One of the most common is to claim that causality is a physical phenomenon; it describes what takes place within the universe. You can't apply it to the beginning of the physical universe. The idea here is that causality is a posteriori like the laws of physics or chemistry, not a priori like the laws of logic. As such, it only describes the conditions inside the universe and can't be applied to the beginning of the universe itself. This is the tack taken by some illustrious philosophers, such as Adolf Grünbaum and Quentin Smith
It's certainly true that causality is not a priori in the same way the laws of logic are. We simply can't imagine the law of non-contradiction failing to hold, but we can imagine causality failing to hold -- that is, we can imagine (form a mental picture of) something popping into existence without a cause. But it's incorrect to say that we discover causality the same way we discover the laws of physics, i.e. through observation. Causality is derived from our basic intuition that something does not come from nothing (ex nihilo nihil fit: out of nothing, nothing comes). To limit this intuition to physical processes would be a case of special pleading; there's no reason why it wouldn't apply to the beginning of the universe. Causality is not a physical principle, it's a metaphysical principle.
Perhaps one could suggest that once we have the principle of causality via intuition, we can then establish it via observation and continue to believe it based on the latter. But it's not clear to me how causality could be falsified, or what would count as observation of causality not holding. At best you could say that you didn't observe a cause of an effect, but everyone would infer that the effect does in fact have a cause and we just didn't observe it. It's not like you could set up a scientific experiment to observe the absence of causality, since if the conditions you set up are sufficient to bring about the effect, then obviously the former caused the latter. As such, I think William Lane Craig's argument that causality has never been falsified is an empty claim. There are plenty of times where we observe an effect without a cause, but no amount of such experiences will ever convince a sane person that the effects didn't have a cause, merely that the causes weren't observed.
Or, perhaps one could simply deny the intuition. There are problems with this though: for one thing, science presupposes causality. If causality goes out the window, science goes with it. This is not only absurd and unacceptable, it's a conclusion I doubt nontheists would be willing to accept, since they (mistakenly) think science is on their side. For another thing, while causality is not a priori in the same way that the laws of logic are, it is still a precondition of thought. If causality did not hold, then there would not be an appropriate connection between our beliefs and their objects, such that we could never know if any of them are true. So it's not merely scientific knowledge that would be endangered; if we deny causality, then the possibility of any knowledge becomes impossible. So it's not like this intuition is just some random assertion.

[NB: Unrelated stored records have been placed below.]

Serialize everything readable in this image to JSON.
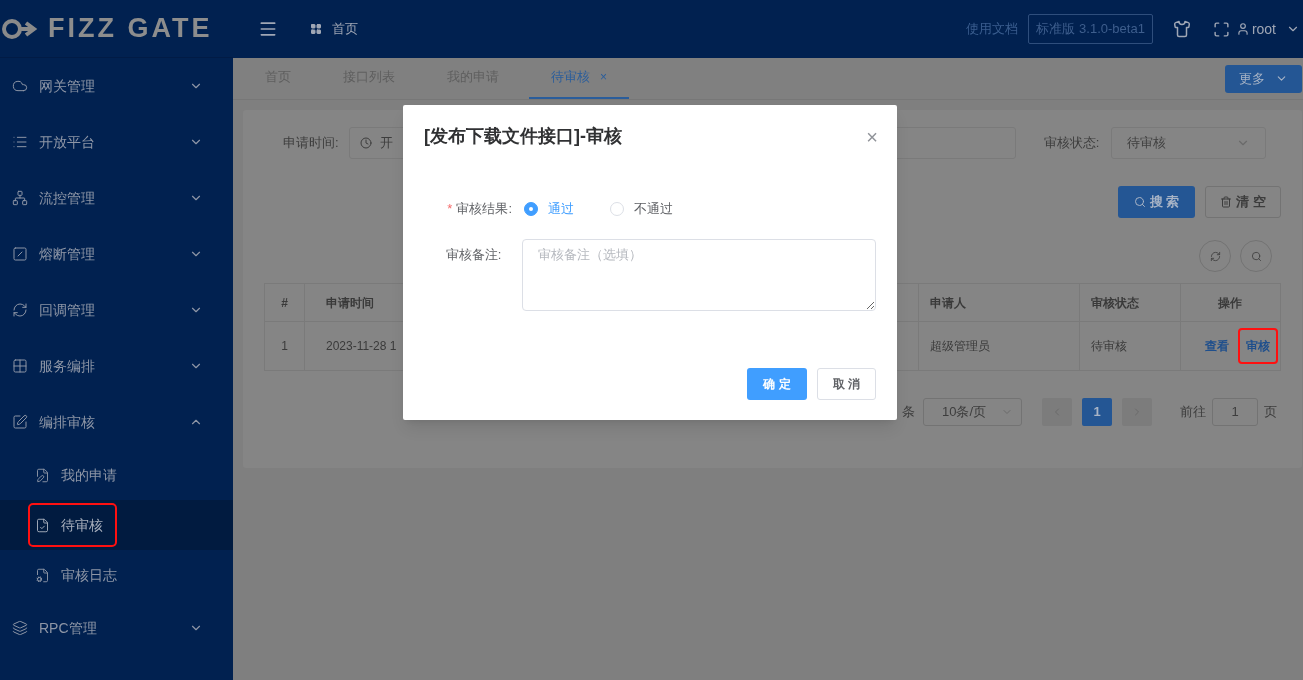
{
  "logo": {
    "text": "FIZZ GATE"
  },
  "header": {
    "breadcrumb": "首页",
    "docs_link": "使用文档",
    "version": "标准版 3.1.0-beta1",
    "user": "root"
  },
  "sidebar": {
    "items": [
      {
        "label": "网关管理",
        "expanded": false
      },
      {
        "label": "开放平台",
        "expanded": false
      },
      {
        "label": "流控管理",
        "expanded": false
      },
      {
        "label": "熔断管理",
        "expanded": false
      },
      {
        "label": "回调管理",
        "expanded": false
      },
      {
        "label": "服务编排",
        "expanded": false
      },
      {
        "label": "编排审核",
        "expanded": true,
        "children": [
          {
            "label": "我的申请",
            "selected": false,
            "highlighted": false
          },
          {
            "label": "待审核",
            "selected": true,
            "highlighted": true
          },
          {
            "label": "审核日志",
            "selected": false,
            "highlighted": false
          }
        ]
      },
      {
        "label": "RPC管理",
        "expanded": false
      }
    ]
  },
  "tabs": [
    {
      "label": "首页",
      "selected": false
    },
    {
      "label": "接口列表",
      "selected": false
    },
    {
      "label": "我的申请",
      "selected": false
    },
    {
      "label": "待审核",
      "selected": true,
      "close": "×"
    }
  ],
  "more_button": "更多",
  "filters": {
    "time_label": "申请时间:",
    "time_placeholder": "开",
    "status_label": "审核状态:",
    "status_value": "待审核"
  },
  "search_button": "搜 索",
  "clear_button": "清 空",
  "table": {
    "columns": [
      "#",
      "申请时间",
      "申请人",
      "审核状态",
      "操作"
    ],
    "rows": [
      {
        "index": "1",
        "time": "2023-11-28 1",
        "applicant": "超级管理员",
        "status": "待审核",
        "actions": [
          {
            "label": "查看",
            "highlighted": false
          },
          {
            "label": "审核",
            "highlighted": true
          }
        ]
      }
    ]
  },
  "pagination": {
    "total": "条",
    "page_size": "10条/页",
    "pages": [
      {
        "label": "1",
        "selected": true
      }
    ],
    "goto_label": "前往",
    "goto_value": "1",
    "page_suffix": "页"
  },
  "dialog": {
    "title": "[发布下载文件接口]-审核",
    "close": "×",
    "result_label": "审核结果:",
    "required": "*",
    "options": [
      {
        "label": "通过",
        "selected": true
      },
      {
        "label": "不通过",
        "selected": false
      }
    ],
    "remark_label": "审核备注:",
    "remark_placeholder": "审核备注（选填）",
    "confirm": "确 定",
    "cancel": "取 消"
  }
}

But doesn't quantum physics posit virtual particles coming into existence without causes? This is a misunderstanding. As Craig writes,
... virtual particles do not literally come into existence spontaneously out of nothing. Rather the energy locked up in a vacuum fluctuates spontaneously in such a way as to convert into evanescent particles that return almost immediately to the vacuum. ... The microstructure of the quantum vacuum is a sea of continually forming and dissolving particles which borrow energy from the vacuum for their brief existence. A quantum vacuum is thus far from nothing, and vacuum fluctuations do not constitute an exception to the principle that whatever begins to exist has a cause.

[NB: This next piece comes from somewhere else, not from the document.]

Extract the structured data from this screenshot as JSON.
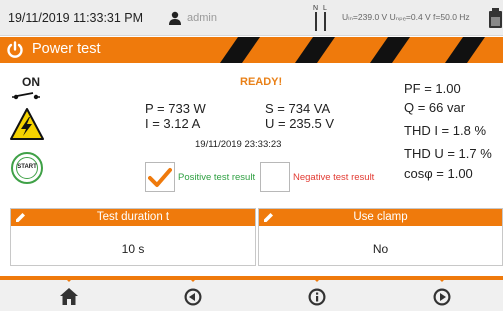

Another suggestion might be that Hume denied causality. But ignoring the fact that Hume was not inerrant, this is another misunderstanding. Hume argued that just because we've observed a particular cause producing a particular effect in the past, we cannot know that the cause will produce the same effect. In other words, he argued that we can't infer an effect from a cause. Those who deny causality applies to the creation of the universe are claiming that we can't infer a cause from an effect -- that just because we observe that an effect has taken place, we can't claim that it was caused. This is radically different from what Hume was claiming, and Hume explicitly repudiates such an idea as absurd.
A final claim might be to suggest that applying causality to the Big Bang is just as problematic for the traditional theistic doctrine of creation. The doctrine, after all, is called creation ex nihilo (out of nothing) and the intuition is that ex nihilo nihil fit (out of nothing, nothing comes). But again, this is a misunderstanding. Creation ex nihilo is the claim that the universe didn't have a material cause -- that it wasn't constructed out of some pre-existent "stuff". This is certainly a radical claim and we should recognize it as such. But it doesn't deny that the universe has an efficient cause -- some entity or agent that brings about the effect -- since the claim is that God is the efficient cause of the universe. Those who deny that causality would apply to the beginning of the universe, however, are claiming that the universe had neither a material cause nor an efficient cause. So I simply put it to you, which of these two explanations is more plausible: that the universe's beginning has an efficient cause but no material cause, or that it has neither?
Now it's all well and good to say that applying causality to the beginning of the universe creates some philosophical issues, but the alternative is that it just popped into existence without any cause whatsoever. That people who portray themselves as skeptics would be willing to accept this shows that their skepticism is absurdly selective. If this is the the only way to avoid believing in God then there's just no contest.
(cross-posted at Quodlibeta)